Which lines in the records below contain the word "TradingView"? Copy each one.

• **THE RECORDS**:
++++++++

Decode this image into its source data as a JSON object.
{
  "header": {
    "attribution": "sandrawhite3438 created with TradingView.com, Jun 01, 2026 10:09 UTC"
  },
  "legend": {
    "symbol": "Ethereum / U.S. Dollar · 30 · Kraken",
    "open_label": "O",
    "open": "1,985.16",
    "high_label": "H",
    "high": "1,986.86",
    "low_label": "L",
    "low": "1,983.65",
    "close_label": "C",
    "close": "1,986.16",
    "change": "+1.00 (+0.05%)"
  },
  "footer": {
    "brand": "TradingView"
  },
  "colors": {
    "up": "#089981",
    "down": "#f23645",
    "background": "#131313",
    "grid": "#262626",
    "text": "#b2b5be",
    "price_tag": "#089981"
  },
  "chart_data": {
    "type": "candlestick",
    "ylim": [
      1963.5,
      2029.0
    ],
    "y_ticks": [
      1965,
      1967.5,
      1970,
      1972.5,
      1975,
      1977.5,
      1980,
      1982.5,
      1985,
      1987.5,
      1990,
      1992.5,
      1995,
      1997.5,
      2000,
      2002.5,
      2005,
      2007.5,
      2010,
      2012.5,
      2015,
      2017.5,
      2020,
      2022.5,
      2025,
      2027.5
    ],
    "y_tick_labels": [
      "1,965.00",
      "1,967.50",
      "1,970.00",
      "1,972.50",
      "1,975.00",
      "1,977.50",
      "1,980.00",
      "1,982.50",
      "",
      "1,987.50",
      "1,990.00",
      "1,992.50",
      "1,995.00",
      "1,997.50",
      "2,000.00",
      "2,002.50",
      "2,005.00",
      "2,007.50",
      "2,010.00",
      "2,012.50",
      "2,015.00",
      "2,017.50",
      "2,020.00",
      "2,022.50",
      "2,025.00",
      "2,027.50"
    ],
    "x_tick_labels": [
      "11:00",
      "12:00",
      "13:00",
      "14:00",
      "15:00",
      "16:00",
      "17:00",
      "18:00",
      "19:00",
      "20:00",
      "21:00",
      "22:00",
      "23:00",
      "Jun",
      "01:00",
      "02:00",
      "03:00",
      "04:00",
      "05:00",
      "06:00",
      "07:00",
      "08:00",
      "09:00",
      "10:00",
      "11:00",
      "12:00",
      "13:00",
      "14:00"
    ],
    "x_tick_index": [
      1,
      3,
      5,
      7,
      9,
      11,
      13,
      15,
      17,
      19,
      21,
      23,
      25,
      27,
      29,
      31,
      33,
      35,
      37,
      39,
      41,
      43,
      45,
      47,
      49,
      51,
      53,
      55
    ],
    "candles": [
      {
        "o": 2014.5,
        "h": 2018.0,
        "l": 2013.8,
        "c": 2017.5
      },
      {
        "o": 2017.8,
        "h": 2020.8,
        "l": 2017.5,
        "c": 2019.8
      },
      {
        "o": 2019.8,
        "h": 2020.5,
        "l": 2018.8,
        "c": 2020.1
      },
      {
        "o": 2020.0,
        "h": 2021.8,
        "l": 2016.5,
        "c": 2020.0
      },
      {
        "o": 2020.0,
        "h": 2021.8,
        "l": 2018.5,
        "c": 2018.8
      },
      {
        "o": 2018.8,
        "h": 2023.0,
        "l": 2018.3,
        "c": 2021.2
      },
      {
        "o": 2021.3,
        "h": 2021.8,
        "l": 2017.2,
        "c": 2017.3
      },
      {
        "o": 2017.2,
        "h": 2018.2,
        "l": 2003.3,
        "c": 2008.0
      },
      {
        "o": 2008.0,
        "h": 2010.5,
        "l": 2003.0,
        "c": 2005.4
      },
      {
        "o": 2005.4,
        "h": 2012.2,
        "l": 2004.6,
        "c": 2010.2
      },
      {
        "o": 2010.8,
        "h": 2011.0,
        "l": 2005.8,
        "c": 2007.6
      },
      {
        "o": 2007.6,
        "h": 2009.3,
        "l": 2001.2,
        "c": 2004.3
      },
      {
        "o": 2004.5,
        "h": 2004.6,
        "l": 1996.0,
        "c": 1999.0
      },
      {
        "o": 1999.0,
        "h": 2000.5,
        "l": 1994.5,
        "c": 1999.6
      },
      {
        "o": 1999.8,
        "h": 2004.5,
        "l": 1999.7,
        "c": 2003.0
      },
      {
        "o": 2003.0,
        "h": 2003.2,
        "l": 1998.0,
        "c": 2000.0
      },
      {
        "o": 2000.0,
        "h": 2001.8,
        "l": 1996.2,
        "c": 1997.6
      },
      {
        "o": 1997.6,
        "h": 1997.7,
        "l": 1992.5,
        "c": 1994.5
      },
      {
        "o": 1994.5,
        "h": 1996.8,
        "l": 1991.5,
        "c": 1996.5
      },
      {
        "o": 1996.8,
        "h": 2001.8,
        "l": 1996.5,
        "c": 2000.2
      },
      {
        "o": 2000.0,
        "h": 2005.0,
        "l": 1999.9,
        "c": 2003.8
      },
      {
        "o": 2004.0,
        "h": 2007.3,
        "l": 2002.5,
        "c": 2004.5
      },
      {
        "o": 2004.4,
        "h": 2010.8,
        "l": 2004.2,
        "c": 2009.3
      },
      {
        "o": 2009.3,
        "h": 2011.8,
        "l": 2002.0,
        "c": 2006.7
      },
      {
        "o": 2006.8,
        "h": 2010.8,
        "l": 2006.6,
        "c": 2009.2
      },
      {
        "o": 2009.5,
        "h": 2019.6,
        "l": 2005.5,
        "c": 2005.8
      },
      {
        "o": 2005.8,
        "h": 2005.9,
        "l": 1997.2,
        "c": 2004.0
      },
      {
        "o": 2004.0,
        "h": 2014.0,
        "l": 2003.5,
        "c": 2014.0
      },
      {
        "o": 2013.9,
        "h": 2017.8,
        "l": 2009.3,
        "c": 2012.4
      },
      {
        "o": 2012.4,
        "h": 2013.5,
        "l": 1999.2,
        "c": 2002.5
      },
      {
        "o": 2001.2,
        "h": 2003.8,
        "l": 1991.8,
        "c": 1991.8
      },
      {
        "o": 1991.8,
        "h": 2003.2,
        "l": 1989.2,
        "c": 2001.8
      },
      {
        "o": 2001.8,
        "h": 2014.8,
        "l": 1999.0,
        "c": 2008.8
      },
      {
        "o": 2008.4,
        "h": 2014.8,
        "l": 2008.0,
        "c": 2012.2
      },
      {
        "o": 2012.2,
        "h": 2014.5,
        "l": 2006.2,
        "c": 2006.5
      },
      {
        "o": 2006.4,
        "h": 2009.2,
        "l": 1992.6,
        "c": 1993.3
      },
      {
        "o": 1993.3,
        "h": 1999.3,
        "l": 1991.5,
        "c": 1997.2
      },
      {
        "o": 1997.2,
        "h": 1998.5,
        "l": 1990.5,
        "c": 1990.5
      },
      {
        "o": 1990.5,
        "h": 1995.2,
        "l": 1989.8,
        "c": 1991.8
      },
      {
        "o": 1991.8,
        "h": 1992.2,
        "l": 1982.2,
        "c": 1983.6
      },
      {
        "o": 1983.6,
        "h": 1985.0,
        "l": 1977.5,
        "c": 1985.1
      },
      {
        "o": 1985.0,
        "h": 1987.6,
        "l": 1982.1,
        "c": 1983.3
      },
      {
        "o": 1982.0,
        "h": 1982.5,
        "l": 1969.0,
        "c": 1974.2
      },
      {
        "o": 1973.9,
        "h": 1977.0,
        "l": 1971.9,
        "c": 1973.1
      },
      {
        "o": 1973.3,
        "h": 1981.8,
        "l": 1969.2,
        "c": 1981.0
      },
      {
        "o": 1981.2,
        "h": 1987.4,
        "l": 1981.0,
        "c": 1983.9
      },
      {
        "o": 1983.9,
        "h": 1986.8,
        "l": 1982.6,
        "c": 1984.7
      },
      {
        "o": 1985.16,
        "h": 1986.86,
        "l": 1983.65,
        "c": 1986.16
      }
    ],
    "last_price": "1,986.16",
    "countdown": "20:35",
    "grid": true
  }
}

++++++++

• **YOUR RESPONSE**:
    "attribution": "sandrawhite3438 created with TradingView.com, Jun 01, 2026 10:09 UTC"
    "brand": "TradingView"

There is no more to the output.